Ashley Judd Aides Victims of Mineral Trade in the Congo
Ashley Judd has just completed her second trip to eastern Congo, providing relief for the continued staggering violence spawned due to the discovery of valuable minerals in the area.
Her quest began in 2003. Ashley began spending much of her time traveling the globe, visiting sections of Africa and India, witnessing disparaged populations, and searching for grassroots solutions, especially for issues that effect young women and girls.
On this particular journey, she travels with John Prendergast of the Enough Project . She met last week with local businessmen, officials and victims of rape in the Congo.
The Democratic Republic of Congo has a two edged sword, in the form of tungsten, tantalum and tin, valuable resources used by many computer, cell phone and other electronic manufacturers. As militia, government and other groups struggle for control of the resources for sale to American companies and the like, mass violence and rape ensues.
Villages and settlements built on or around these resources become targets the instant the wealth is discovered. Militias will rape, murder and torture in an effort to get villagers to simply leave the area, so mining can continue uninterrupted. This has created an influx of displaced people across the Congo.
Today, Ashley visited one such camp. As the unrelenting sun stood high in the sky, Ashley conversed quietly with three different women in front of a colorful cloth shelter. All three of the women had been raped multiple times, and had borne children conceived then. One of the women had been gang-raped three times. The women wanted to point out that these unspeakable atrocities were enacted by both the FDLR (Democratic Forces for the Liberation of Rwanda) and the Congo militia.
The FDLR was blamed for the 1994 genocide and fled into the more remote provinces of eastern Congo, where they have fueled a war for over five years, resulting in approximately 3 million deaths.
Ashley talked to these women about their experiences.
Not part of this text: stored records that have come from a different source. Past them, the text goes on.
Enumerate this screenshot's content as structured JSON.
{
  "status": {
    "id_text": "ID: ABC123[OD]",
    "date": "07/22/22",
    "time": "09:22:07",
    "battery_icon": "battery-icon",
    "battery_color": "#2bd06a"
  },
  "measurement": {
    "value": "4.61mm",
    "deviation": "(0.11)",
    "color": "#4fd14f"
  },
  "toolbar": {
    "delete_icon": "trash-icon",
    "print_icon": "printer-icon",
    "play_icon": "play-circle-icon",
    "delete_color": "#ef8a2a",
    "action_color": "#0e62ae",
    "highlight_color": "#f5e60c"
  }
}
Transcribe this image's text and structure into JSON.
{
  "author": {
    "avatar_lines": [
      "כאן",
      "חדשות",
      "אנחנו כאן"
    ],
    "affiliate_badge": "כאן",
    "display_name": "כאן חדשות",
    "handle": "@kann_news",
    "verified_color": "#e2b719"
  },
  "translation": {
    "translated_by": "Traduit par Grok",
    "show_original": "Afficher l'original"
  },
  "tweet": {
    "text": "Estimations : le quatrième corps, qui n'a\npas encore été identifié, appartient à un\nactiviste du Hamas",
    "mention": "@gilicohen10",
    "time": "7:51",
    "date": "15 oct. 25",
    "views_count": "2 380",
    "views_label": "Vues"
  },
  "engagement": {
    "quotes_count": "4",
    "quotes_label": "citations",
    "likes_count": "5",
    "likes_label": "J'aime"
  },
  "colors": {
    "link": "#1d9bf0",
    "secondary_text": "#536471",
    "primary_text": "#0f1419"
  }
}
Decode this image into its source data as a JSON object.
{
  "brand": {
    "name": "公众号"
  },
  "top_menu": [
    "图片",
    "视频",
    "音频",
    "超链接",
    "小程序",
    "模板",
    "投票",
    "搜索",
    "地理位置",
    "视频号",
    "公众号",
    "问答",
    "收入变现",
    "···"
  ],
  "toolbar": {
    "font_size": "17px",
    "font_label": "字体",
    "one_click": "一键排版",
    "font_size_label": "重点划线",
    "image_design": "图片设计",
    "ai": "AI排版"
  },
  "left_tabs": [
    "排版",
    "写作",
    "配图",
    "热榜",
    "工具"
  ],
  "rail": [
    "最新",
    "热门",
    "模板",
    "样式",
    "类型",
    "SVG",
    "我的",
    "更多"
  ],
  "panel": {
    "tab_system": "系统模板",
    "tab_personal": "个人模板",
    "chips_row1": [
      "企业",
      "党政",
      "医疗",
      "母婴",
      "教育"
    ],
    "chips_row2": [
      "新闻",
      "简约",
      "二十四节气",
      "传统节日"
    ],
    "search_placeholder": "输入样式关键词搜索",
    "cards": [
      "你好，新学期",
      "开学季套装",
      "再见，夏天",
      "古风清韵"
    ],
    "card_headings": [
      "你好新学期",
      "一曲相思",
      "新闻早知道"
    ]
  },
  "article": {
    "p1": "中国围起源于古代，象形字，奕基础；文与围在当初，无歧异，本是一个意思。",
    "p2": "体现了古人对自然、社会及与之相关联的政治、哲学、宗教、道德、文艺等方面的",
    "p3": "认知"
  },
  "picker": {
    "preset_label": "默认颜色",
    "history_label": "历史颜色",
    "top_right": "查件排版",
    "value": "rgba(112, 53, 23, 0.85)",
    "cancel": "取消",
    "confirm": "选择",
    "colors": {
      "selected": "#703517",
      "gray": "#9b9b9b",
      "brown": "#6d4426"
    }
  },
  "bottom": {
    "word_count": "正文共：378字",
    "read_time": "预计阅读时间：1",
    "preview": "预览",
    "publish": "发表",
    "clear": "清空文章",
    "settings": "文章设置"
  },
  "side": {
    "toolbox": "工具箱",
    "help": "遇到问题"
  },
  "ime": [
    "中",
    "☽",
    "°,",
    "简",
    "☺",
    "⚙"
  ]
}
It became apparent early on in the conversation that people here are all simply in survival mode, concerned only with where there next meal was. The poverty here is intense, invasive, and everywhere. There’s no electricity, no running water. The water they do have is unclean, but drank anyways.
After conversing with the women, Ashley reaches out to others in the village, handing out food rations and basic goods, pausing just long enough to speak a little about her experiences and motivations for her work.
“Your motivation is the most important thing” she says, “And you have to do your homework. You need to understand local context. Take the time to educate yourself, learn the history and the political structure of an area. Watch documentaries.”
With a dozen or so humanitarian missions under her belt, Ashley says the emotional drain never goes away. “I have a breakdown on every trip.”
Ashley’s motives are undeniably pure. The work she is doing flys mostly under the radar, as sadly, most of the world finds it easy to turn a blind eye to many areas of Africa and the Congo specifically. The attention brought to the organizations she works with is most definitely saving lives, and making conditions slightly more livable, where perhaps some of these people can dream of a better future for their children, rather than just surviving to the end of the day. To see a talent such as Judd giving so freely is an inspiration and tribute to the loving, unselfish capacity of the human race, the very same race that unfortunately, oftentimes yields such unspeakable horrors.
To legitimately make a difference, you can send an email to the world’s top 20 electronic manufacturers and demand that these companies create a clean supply of minerals to create there products, and not used blood minerals from the Congo.
A list of companies can be found here.
Also the Population Services International works to help poor women deal with preventable disease, family planning, and dealing with HIV. They do excellent work and naturally accept contributions.